The UndergroundPhotographing buildings, architectural detail and the interplay between man-made structures and nature is a favorite pastime of mine. Sometimes, as in this photograph shot while I was in transit on the London Underground, it is more interesting to zero in on a mood or emotion, than to stick with pure representation.  Here, in a post-modern view, tiny commuters are just visible between the out-sized struts and tubes.

When I was invited to submit a photograph for consideration in the Goodman Business Park architectural photography competition, I did a bit of a scramble through the archive. How to choose just one image for a topic as broad as “architecture”? In the end, I sent in a photo that I felt captured the gritty mechanics of interior structures at the Westminster Tube Station. The competition’s professional judge agreed and I took home the prize: a Sony NEX-5R with a 16 to 50 mm lens.

Rounded vertical elements frame the window of a building near Basel’s main train station.
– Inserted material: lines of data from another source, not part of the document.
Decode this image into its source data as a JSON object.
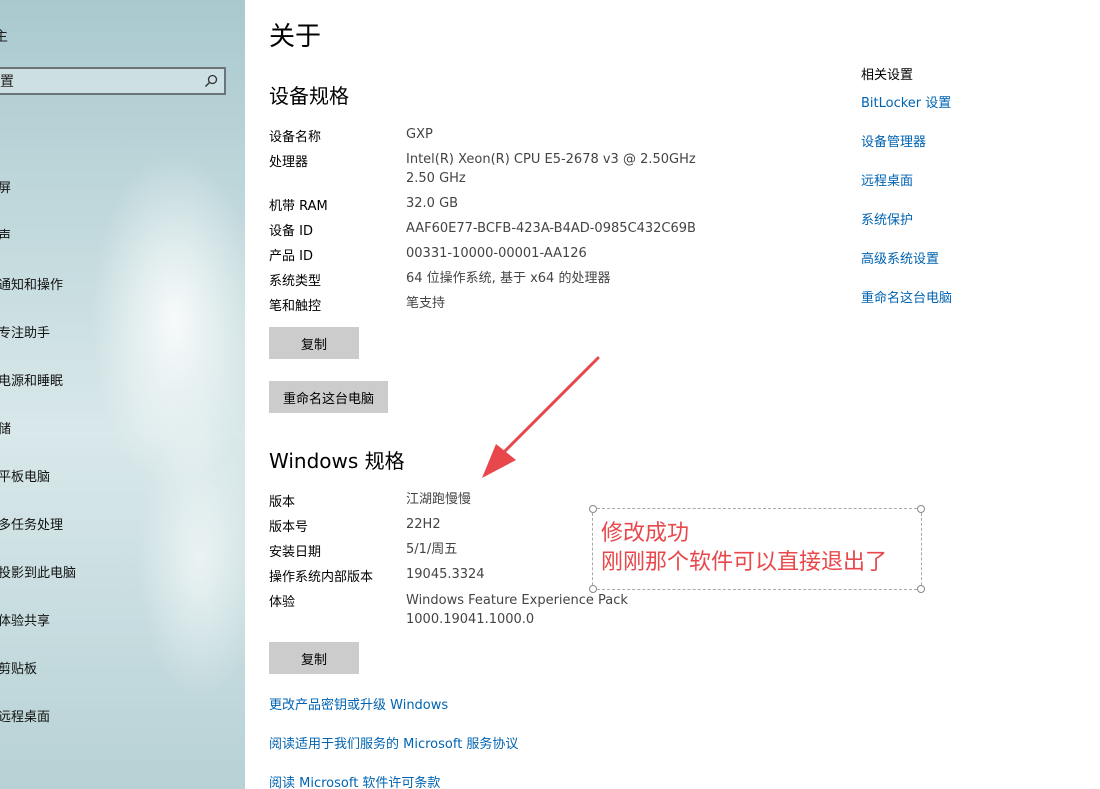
{
  "sidebar": {
    "top_char": "主",
    "search": {
      "value": "置"
    },
    "items": [
      {
        "label": "屏"
      },
      {
        "label": "声"
      },
      {
        "label": "通知和操作"
      },
      {
        "label": "专注助手"
      },
      {
        "label": "电源和睡眠"
      },
      {
        "label": "储"
      },
      {
        "label": "平板电脑"
      },
      {
        "label": "多任务处理"
      },
      {
        "label": "投影到此电脑"
      },
      {
        "label": "体验共享"
      },
      {
        "label": "剪贴板"
      },
      {
        "label": "远程桌面"
      }
    ]
  },
  "main": {
    "title": "关于",
    "device_section": {
      "title": "设备规格",
      "rows": [
        {
          "label": "设备名称",
          "value": "GXP"
        },
        {
          "label": "处理器",
          "value": "Intel(R) Xeon(R) CPU E5-2678 v3 @ 2.50GHz   2.50 GHz"
        },
        {
          "label": "机带 RAM",
          "value": "32.0 GB"
        },
        {
          "label": "设备 ID",
          "value": "AAF60E77-BCFB-423A-B4AD-0985C432C69B"
        },
        {
          "label": "产品 ID",
          "value": "00331-10000-00001-AA126"
        },
        {
          "label": "系统类型",
          "value": "64 位操作系统, 基于 x64 的处理器"
        },
        {
          "label": "笔和触控",
          "value": "笔支持"
        }
      ],
      "copy_button": "复制",
      "rename_button": "重命名这台电脑"
    },
    "windows_section": {
      "title": "Windows 规格",
      "rows": [
        {
          "label": "版本",
          "value": "江湖跑慢慢"
        },
        {
          "label": "版本号",
          "value": "22H2"
        },
        {
          "label": "安装日期",
          "value": "5/1/周五"
        },
        {
          "label": "操作系统内部版本",
          "value": "19045.3324"
        },
        {
          "label": "体验",
          "value": "Windows Feature Experience Pack 1000.19041.1000.0"
        }
      ],
      "copy_button": "复制"
    },
    "links": [
      {
        "label": "更改产品密钥或升级 Windows"
      },
      {
        "label": "阅读适用于我们服务的 Microsoft 服务协议"
      },
      {
        "label": "阅读 Microsoft 软件许可条款"
      }
    ]
  },
  "related": {
    "title": "相关设置",
    "links": [
      {
        "label": "BitLocker 设置"
      },
      {
        "label": "设备管理器"
      },
      {
        "label": "远程桌面"
      },
      {
        "label": "系统保护"
      },
      {
        "label": "高级系统设置"
      },
      {
        "label": "重命名这台电脑"
      }
    ]
  },
  "annotation": {
    "line1": "修改成功",
    "line2": "刚刚那个软件可以直接退出了",
    "color": "#e8484b"
  }
}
The look is sober and solid, its depth accentuated in black and white.

All of my professional work is done with a hefty, hardy member of the Nikon family of Big Cameras. Now, for those times when a big Nikon is overkill, or when I need to pull a camera from my bag on short notice, there is an alternative.

I have experimented with the new camera over the past several days, and so far, am pleased indeed. Three things get my vote:

  • I can still shoot in RAW, giving me more flexibility for post-processing.
  • The LCD screen has a touch shutter function that allows me to simply touch the screen to focus and snap the photo, and
  • The ability to easily change the exposure bias.

Here are a few more architectural shots made with the Sony.

Classical lines of this many-windowed building, with its prominent centerpiece of ornamented double-height windows and dark doors. The texture of the image complements the façade’s symmetry.
The Gallus portal on the western façade of Basel’s Munster (cathedral) dates from about 1180, and is considered the most important Romanesque sculptural work in Switzerland. The portal stands out against the granite blocks of the wall, both flecked with the afternoon shadows of still-barren limbs of nearby chestnut trees.
Zooming in on the Gallus Portal, it is possible to make out details on the tympanum above the doorway: Christ enthroned in the top centre, flanked by Peter and Paul, with the Wise and Foolish Virgins below.
Clouds scuttling overhead are reflected in the glass wall of windows of a bank in Basel, Switzerland. The clouds seem to be floating out of the glass.

In general, I think these images do a fine job of illustrating some important attributes of structures in this architecture-obsessed city. Although I have no plans to abandon the Nikons, I am happy to add the Sony NEX-5R to my travel kit.


Print Friendly, PDF & Email


Please enter your comment!
Please enter your name here

This site uses Akismet to reduce spam. Learn how your comment data is processed.